Yet it is Congress, and Congress alone, which is vested with the power of appropriations. Article I, Section 10 provides that “No Money shall be drawn from the Treasury, but in Consequence of Appropriations made by Law.” The President has no “prerogative” to spend public funds without congressional approval. Moreover, Congress alone has the power to create, and eliminate, offices in the federal administrative structure. So, if Congress cuts off funding for certain positions in the White House, those positions are eliminated, and the President has to do without them. The President has the right to seek advice from anyone he wishes, but he has no prerogative to create offices or pay officials to generate that advice.

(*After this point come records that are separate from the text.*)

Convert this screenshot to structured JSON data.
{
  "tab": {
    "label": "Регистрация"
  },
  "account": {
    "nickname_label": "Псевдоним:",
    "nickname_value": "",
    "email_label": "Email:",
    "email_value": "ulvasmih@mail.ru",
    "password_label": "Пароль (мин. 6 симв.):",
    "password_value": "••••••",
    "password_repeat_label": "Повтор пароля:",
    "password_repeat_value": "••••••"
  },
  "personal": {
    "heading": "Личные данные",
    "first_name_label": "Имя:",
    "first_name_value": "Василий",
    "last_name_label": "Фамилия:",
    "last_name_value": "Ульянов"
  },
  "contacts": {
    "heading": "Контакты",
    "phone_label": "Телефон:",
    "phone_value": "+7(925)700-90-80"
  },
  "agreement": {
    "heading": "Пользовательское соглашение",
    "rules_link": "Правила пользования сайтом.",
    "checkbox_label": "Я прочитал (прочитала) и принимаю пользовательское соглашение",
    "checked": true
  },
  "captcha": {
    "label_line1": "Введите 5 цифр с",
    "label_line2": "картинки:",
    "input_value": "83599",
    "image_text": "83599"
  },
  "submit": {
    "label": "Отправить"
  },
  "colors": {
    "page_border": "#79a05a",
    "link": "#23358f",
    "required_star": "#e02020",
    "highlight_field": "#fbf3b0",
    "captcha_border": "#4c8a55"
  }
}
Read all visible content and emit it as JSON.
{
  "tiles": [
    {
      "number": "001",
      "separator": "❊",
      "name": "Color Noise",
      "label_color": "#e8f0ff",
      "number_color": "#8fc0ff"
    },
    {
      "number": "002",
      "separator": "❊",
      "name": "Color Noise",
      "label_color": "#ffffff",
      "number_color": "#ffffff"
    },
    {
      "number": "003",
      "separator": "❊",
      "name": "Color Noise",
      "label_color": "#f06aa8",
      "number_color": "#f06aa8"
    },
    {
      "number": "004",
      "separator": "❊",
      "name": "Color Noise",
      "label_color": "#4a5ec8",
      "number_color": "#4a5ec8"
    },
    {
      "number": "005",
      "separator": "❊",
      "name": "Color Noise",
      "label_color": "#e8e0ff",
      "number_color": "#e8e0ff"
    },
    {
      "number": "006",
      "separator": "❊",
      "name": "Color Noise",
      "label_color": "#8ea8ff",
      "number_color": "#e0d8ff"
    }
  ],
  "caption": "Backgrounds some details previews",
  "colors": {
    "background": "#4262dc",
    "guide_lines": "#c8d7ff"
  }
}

Hypothetically, one could imagine a situation in which Congress so constricted funding for the Office of the President that Chief Executive would be rendered unable to perform his constitutional duties. It would presumably be unconstitutional, for example, for Congress to cut off funding for any ink with which the President might veto a bill. But this budget measure is not even close to that scenario. President Obama’s White House is amply supplied with personnel, and there is no reasonable argument that these four positions (which are not even filled at the moment) are essential to his constitutional duties.
Moreover, Congress had a serious constitutional point when it eliminated these four positions. Presidents have the right to seek advice from White House officials, but they are required to govern through officers appointed by the advice and consent of the Senate, unless Congress itself authorizes some other form of appointment. As George Schultz recently explained in the Wall St. Journal, it has become all too common for Presidents to attempt to run the government through personal appointees, not accountable to anyone but themselves. President Obama is not the first to vest authority in unappointed “czars,” but he has carried this practice to an unprecedented extreme.
It was Congress’s judgment that these particular White House positions were usurping authority that should be exercised by properly appointed, and confirmed, officers in the relevant departments. President Obama’s claim that this congressional action violates the separation of powers “by undermining the president’s ability to exercise his constitutional responsibilities” has it exactly backwards. Congress—not the President--has authority to decide where, within the executive branch, power will be exercised. Far from being an essential “prerogative” of the President, “czars” are an anomalous departure from the constitutional scheme. Congress had every right to defund them.
(photo credit: Leader Nancy Pelosi)